Highland Park

Highland Park Information

Highland Park is a town located in central Dallas County, Texas (USA).

The population was 8,842 at the 2000 census. Located on Texas State Highway 289 and U.S. Route 75 (North Central Expressway), four miles north of downtown Dallas.

It is the 41st wealthiest place in the United States and the 19th wealthiest place with a population of over 1,000. Highland Park is the 4th wealthiest location in Texas by per capita income.

Highland Park is bordered on the south, east and west by Dallas and on the north by University Park. Highland Park and University Park together comprise the Park Cities, which share many joint services such as schools. Known in the area as having a high concentration of the wealthy and elite social classes, Highland Park is also home to the Highland Park Village shopping center.

The land now known as Highland Park was purchased in 1889 by a group of investors from Philadelphia, Pennsylvania, known as the Philadelphia Place Land Association, for an average price of US$377 an acre, with a total of $500,000. Henry Exall, an agent, intended to develop the land along Turtle Creek, as Philadelphia Place, exclusive housing based on parkland areas in Philadelphia. He laid gravel roads, and dammed Turtle Creek, forming Exall Lake, before the Panic of 1893 brought a blow to his fortunes, halting development. Afterwards, he began a horse breeding farm. In the 1890s, Exall Lake was a common picnic destination for Dallas residents.

In 1906, John Armstrong (the former partner of Thomas Marsalis, the prominent developer of Oak Cliff), sold his meatpacking business, and invested his money in a portion of the former Philadelphia Place land, to develop it under the name of Highland Park. He chose this name as it was located on high land that overlooked downtown Dallas. Wilbur David Cook, the landscape designer who had planned Beverly Hills, California, and George E. Kessler, who had previously planned Fair Park and most of downtown Dallas, were hired to design its layout. Notably, twenty percent of the original land was set aside for parks. A second development in Highland Park was developed in 1910.

In 1913, Highland Park petitioned Dallas for annexation, but was refused. The 500 residents voted to incorporate on November 29, 1913, and incorporation was granted in 1915, its population then was 1100. The first mayor of Highland Park was W. A. Fraser.
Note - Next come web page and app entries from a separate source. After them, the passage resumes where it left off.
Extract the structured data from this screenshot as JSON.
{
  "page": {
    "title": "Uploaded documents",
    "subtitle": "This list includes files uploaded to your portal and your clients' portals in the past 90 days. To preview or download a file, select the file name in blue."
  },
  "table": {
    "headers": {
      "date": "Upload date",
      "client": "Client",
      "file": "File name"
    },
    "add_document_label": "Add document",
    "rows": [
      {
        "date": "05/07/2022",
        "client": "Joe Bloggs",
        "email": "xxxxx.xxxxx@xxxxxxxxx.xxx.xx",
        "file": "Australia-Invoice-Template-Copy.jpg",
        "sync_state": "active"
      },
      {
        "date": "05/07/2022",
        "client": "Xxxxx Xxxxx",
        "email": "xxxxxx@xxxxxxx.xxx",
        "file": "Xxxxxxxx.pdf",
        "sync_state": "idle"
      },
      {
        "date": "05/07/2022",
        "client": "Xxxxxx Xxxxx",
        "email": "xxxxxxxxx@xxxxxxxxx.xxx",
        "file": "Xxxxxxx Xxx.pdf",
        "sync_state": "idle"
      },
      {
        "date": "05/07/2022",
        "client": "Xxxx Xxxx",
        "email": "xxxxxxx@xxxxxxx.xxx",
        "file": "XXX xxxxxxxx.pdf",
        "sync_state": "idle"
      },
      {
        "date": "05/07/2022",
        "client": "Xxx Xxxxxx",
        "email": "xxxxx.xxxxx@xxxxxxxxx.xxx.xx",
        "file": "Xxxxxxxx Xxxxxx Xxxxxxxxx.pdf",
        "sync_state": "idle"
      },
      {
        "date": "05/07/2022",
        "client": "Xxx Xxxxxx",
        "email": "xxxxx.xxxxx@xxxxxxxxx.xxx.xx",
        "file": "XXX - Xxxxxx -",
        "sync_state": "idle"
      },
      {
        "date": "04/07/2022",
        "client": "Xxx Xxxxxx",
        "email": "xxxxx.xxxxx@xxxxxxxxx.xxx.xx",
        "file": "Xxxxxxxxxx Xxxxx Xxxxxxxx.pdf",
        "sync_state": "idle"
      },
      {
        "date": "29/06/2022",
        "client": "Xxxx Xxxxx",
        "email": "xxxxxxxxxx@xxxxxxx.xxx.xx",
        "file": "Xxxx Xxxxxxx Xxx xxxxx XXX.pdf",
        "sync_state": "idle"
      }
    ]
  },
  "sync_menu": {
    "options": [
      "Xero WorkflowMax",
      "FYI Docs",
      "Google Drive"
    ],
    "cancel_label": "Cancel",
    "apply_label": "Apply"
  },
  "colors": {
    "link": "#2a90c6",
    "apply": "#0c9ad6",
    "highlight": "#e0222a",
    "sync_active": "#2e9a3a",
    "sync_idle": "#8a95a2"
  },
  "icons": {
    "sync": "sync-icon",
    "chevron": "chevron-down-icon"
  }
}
A third and fourth development were added to the town and 1915 and 1917, respectively. In 1919, the city of Dallas sought to annex Highland Park, beginning a lengthy controversy that lasted until 1945. J W Bartholow led the fight to resist the annexation. The final major land development occurred in 1924. In 1931, Highland Park Village was constructed, the first shopping center of its kind in the United States.

Due to its location near Dallas, Highland Park, had, by the early 1930s, developed a moderately large (8400) population, with few businesses. Eventually the school districts and newspapers of Highland Park and University Park were combined. In the 1940s, after the failure to annex Highland Park, Dallas began annexing the land surrounding it. Reaching a population high of just under 13,000 in the late 1950s, Highland Park afterwards grew only by building houses on the remaining vacant lots, and by the destruction of old buildings. Since 1990, Highland Park has maintained strict zoning ordinances. Known for its quality housing, the town still has many parks running along Turtle Creek, and is home to the Dallas Country Club.

Most of the city (areas east of Roland Avenue) is served by the Highland Park Independent School District. The HPISD portion is served by Highland Park High School in nearby University Park. A minuscule portion of Highland Park (areas west of Roland Avenue) is zoned to Dallas Independent School District.  DISD schools that serve western Highland Park include Maple Lawn Elementary School, Rusk Middle School, and North Dallas High School.

In 2005, Highland Park High School’s football team won its first state championship since 1957, defeating Marshall High School 59-0. The team finished with a perfect record of 15-0, winning the Texas University Interscholastic League 4A-Division I state championship. The school has one of the most legendary high school football programs in the state of Texas, with Pro Football Hall of Fame inductee, Bobby Layne, and 1948 Heisman Trophy winner, Doak Walker. Highland Park is also the home of baseball superstar Clayton Kershaw.